→ TASK ITEM
Set down every record exactly as it appears.

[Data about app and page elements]

##############################

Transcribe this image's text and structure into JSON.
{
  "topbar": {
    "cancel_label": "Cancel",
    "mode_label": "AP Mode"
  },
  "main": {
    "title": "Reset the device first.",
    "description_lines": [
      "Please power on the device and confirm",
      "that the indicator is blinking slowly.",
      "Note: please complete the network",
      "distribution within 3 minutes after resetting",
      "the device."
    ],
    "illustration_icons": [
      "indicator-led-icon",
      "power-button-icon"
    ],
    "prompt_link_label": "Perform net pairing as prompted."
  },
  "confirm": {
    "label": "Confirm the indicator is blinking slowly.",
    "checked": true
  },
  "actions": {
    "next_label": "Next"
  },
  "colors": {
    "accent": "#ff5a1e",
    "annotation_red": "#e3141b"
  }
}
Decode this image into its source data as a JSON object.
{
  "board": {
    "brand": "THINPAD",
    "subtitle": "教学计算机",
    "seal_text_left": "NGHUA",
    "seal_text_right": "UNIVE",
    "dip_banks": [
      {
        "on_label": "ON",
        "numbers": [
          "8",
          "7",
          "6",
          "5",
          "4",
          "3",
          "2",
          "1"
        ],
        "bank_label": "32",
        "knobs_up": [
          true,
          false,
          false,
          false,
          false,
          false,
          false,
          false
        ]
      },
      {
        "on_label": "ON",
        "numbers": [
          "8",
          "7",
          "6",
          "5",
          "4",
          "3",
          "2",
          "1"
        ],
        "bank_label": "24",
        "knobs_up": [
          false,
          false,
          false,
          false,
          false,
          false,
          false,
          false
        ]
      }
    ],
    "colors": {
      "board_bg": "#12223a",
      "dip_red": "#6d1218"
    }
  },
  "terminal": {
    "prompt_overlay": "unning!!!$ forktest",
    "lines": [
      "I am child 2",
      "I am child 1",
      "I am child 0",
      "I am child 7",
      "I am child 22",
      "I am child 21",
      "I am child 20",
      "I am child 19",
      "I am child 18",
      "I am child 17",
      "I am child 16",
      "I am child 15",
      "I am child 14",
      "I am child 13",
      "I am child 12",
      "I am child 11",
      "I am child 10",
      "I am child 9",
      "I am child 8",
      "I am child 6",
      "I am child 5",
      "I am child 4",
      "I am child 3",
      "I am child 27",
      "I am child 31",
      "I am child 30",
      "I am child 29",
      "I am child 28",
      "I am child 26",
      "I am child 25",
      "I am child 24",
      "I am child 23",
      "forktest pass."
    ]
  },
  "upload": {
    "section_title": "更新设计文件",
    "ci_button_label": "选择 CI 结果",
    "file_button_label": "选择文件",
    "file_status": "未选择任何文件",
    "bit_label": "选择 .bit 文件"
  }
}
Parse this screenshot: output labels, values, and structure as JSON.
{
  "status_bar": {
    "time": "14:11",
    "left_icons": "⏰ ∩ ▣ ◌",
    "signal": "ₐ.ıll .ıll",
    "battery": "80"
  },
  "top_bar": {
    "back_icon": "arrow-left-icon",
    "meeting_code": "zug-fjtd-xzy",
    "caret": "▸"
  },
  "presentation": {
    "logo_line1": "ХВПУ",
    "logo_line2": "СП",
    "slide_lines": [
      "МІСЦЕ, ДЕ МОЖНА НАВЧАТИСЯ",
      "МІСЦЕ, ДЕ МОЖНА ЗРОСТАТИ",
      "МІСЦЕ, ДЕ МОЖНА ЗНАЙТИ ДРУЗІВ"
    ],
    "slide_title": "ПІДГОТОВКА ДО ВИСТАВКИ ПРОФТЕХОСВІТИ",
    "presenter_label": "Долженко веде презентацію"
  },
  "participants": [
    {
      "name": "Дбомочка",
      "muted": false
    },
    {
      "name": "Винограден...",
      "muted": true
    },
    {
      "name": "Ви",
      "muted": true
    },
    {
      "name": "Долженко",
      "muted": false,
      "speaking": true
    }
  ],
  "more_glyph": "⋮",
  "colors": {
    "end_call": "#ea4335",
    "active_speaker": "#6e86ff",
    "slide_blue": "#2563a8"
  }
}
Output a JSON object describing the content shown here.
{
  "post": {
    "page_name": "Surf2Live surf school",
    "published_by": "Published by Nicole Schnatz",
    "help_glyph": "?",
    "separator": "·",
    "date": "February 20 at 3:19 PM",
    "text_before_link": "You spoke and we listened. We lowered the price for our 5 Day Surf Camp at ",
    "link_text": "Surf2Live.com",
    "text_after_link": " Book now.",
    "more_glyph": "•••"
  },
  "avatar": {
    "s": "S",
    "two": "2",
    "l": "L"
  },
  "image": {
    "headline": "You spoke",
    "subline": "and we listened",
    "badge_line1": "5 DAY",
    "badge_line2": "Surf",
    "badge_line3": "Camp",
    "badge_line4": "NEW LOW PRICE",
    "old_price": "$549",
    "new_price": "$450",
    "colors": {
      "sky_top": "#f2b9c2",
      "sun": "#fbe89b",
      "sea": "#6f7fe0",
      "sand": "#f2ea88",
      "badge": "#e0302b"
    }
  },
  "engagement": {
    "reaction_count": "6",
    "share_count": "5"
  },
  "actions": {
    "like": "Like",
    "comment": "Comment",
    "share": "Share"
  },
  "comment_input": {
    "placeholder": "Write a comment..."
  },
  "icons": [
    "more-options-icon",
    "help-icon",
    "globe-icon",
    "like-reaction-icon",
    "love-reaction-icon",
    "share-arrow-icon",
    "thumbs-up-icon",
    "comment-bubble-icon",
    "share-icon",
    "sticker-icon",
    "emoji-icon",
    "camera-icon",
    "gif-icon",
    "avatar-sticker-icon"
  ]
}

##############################

→ PROBLEM SOLUTION
Transcribe this image's text and structure into JSON.
{
  "topbar": {
    "cancel_label": "Cancel",
    "mode_label": "AP Mode"
  },
  "main": {
    "title": "Reset the device first.",
    "description_lines": [
      "Please power on the device and confirm",
      "that the indicator is blinking slowly.",
      "Note: please complete the network",
      "distribution within 3 minutes after resetting",
      "the device."
    ],
    "illustration_icons": [
      "indicator-led-icon",
      "power-button-icon"
    ],
    "prompt_link_label": "Perform net pairing as prompted."
  },
  "confirm": {
    "label": "Confirm the indicator is blinking slowly.",
    "checked": true
  },
  "actions": {
    "next_label": "Next"
  },
  "colors": {
    "accent": "#ff5a1e",
    "annotation_red": "#e3141b"
  }
}
Decode this image into its source data as a JSON object.
{
  "board": {
    "brand": "THINPAD",
    "subtitle": "教学计算机",
    "seal_text_left": "NGHUA",
    "seal_text_right": "UNIVE",
    "dip_banks": [
      {
        "on_label": "ON",
        "numbers": [
          "8",
          "7",
          "6",
          "5",
          "4",
          "3",
          "2",
          "1"
        ],
        "bank_label": "32",
        "knobs_up": [
          true,
          false,
          false,
          false,
          false,
          false,
          false,
          false
        ]
      },
      {
        "on_label": "ON",
        "numbers": [
          "8",
          "7",
          "6",
          "5",
          "4",
          "3",
          "2",
          "1"
        ],
        "bank_label": "24",
        "knobs_up": [
          false,
          false,
          false,
          false,
          false,
          false,
          false,
          false
        ]
      }
    ],
    "colors": {
      "board_bg": "#12223a",
      "dip_red": "#6d1218"
    }
  },
  "terminal": {
    "prompt_overlay": "unning!!!$ forktest",
    "lines": [
      "I am child 2",
      "I am child 1",
      "I am child 0",
      "I am child 7",
      "I am child 22",
      "I am child 21",
      "I am child 20",
      "I am child 19",
      "I am child 18",
      "I am child 17",
      "I am child 16",
      "I am child 15",
      "I am child 14",
      "I am child 13",
      "I am child 12",
      "I am child 11",
      "I am child 10",
      "I am child 9",
      "I am child 8",
      "I am child 6",
      "I am child 5",
      "I am child 4",
      "I am child 3",
      "I am child 27",
      "I am child 31",
      "I am child 30",
      "I am child 29",
      "I am child 28",
      "I am child 26",
      "I am child 25",
      "I am child 24",
      "I am child 23",
      "forktest pass."
    ]
  },
  "upload": {
    "section_title": "更新设计文件",
    "ci_button_label": "选择 CI 结果",
    "file_button_label": "选择文件",
    "file_status": "未选择任何文件",
    "bit_label": "选择 .bit 文件"
  }
}
Parse this screenshot: output labels, values, and structure as JSON.
{
  "status_bar": {
    "time": "14:11",
    "left_icons": "⏰ ∩ ▣ ◌",
    "signal": "ₐ.ıll .ıll",
    "battery": "80"
  },
  "top_bar": {
    "back_icon": "arrow-left-icon",
    "meeting_code": "zug-fjtd-xzy",
    "caret": "▸"
  },
  "presentation": {
    "logo_line1": "ХВПУ",
    "logo_line2": "СП",
    "slide_lines": [
      "МІСЦЕ, ДЕ МОЖНА НАВЧАТИСЯ",
      "МІСЦЕ, ДЕ МОЖНА ЗРОСТАТИ",
      "МІСЦЕ, ДЕ МОЖНА ЗНАЙТИ ДРУЗІВ"
    ],
    "slide_title": "ПІДГОТОВКА ДО ВИСТАВКИ ПРОФТЕХОСВІТИ",
    "presenter_label": "Долженко веде презентацію"
  },
  "participants": [
    {
      "name": "Дбомочка",
      "muted": false
    },
    {
      "name": "Винограден...",
      "muted": true
    },
    {
      "name": "Ви",
      "muted": true
    },
    {
      "name": "Долженко",
      "muted": false,
      "speaking": true
    }
  ],
  "more_glyph": "⋮",
  "colors": {
    "end_call": "#ea4335",
    "active_speaker": "#6e86ff",
    "slide_blue": "#2563a8"
  }
}
Output a JSON object describing the content shown here.
{
  "post": {
    "page_name": "Surf2Live surf school",
    "published_by": "Published by Nicole Schnatz",
    "help_glyph": "?",
    "separator": "·",
    "date": "February 20 at 3:19 PM",
    "text_before_link": "You spoke and we listened. We lowered the price for our 5 Day Surf Camp at ",
    "link_text": "Surf2Live.com",
    "text_after_link": " Book now.",
    "more_glyph": "•••"
  },
  "avatar": {
    "s": "S",
    "two": "2",
    "l": "L"
  },
  "image": {
    "headline": "You spoke",
    "subline": "and we listened",
    "badge_line1": "5 DAY",
    "badge_line2": "Surf",
    "badge_line3": "Camp",
    "badge_line4": "NEW LOW PRICE",
    "old_price": "$549",
    "new_price": "$450",
    "colors": {
      "sky_top": "#f2b9c2",
      "sun": "#fbe89b",
      "sea": "#6f7fe0",
      "sand": "#f2ea88",
      "badge": "#e0302b"
    }
  },
  "engagement": {
    "reaction_count": "6",
    "share_count": "5"
  },
  "actions": {
    "like": "Like",
    "comment": "Comment",
    "share": "Share"
  },
  "comment_input": {
    "placeholder": "Write a comment..."
  },
  "icons": [
    "more-options-icon",
    "help-icon",
    "globe-icon",
    "like-reaction-icon",
    "love-reaction-icon",
    "share-arrow-icon",
    "thumbs-up-icon",
    "comment-bubble-icon",
    "share-icon",
    "sticker-icon",
    "emoji-icon",
    "camera-icon",
    "gif-icon",
    "avatar-sticker-icon"
  ]
}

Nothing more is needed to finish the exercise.